Peter noted that the truth of the gospel restricts us from returning to the pollutions of the world from which we have escaped (2 Pt. 2:20). John likewise admonished that the truth restricts us from walking in darkness if we hope to maintain our fellowship with God (1 Jn. 1:5-7). Truth revealed is restrictive.
Second, the truth revealed is protective. For fear of his life, Isaac hid the fact that Rebekah was his wife. But the revelation of the truth brought protection rather than destruction (cf. 11).
Scripture is clear that the revelation of truth is protective.

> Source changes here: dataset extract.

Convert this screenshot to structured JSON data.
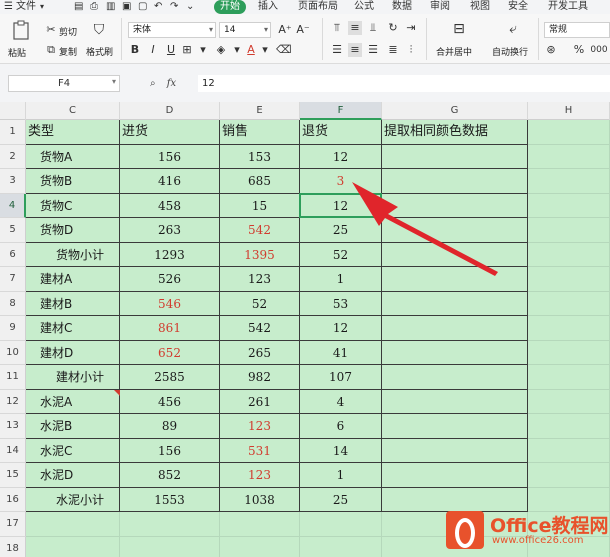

When one has a knowledge of the truth they know in which path to walk: “Thy word is a lamp unto my feet, and a light unto my path” (Ps. 119:105). When the truth is made known, one understands right from wrong: “The entrance of thy words giveth light; it giveth understanding unto the simple” (Psalm 119:130). John noted that truth protects us from committing sin: “My little children, these things write I unto you, that ye sin not” (1 Jn. 2:1a).
The word of God is truth (Jn. 17:17). The truth of God’s word has been revealed that we might know that Jesus is the Christ, and that believing we might have eternal life in His name (Jn.20:30, 31). May we ever strive to make known the truth to others that they might keep themselves from sin and guard their souls against the adversary (1 Pt. 5:8).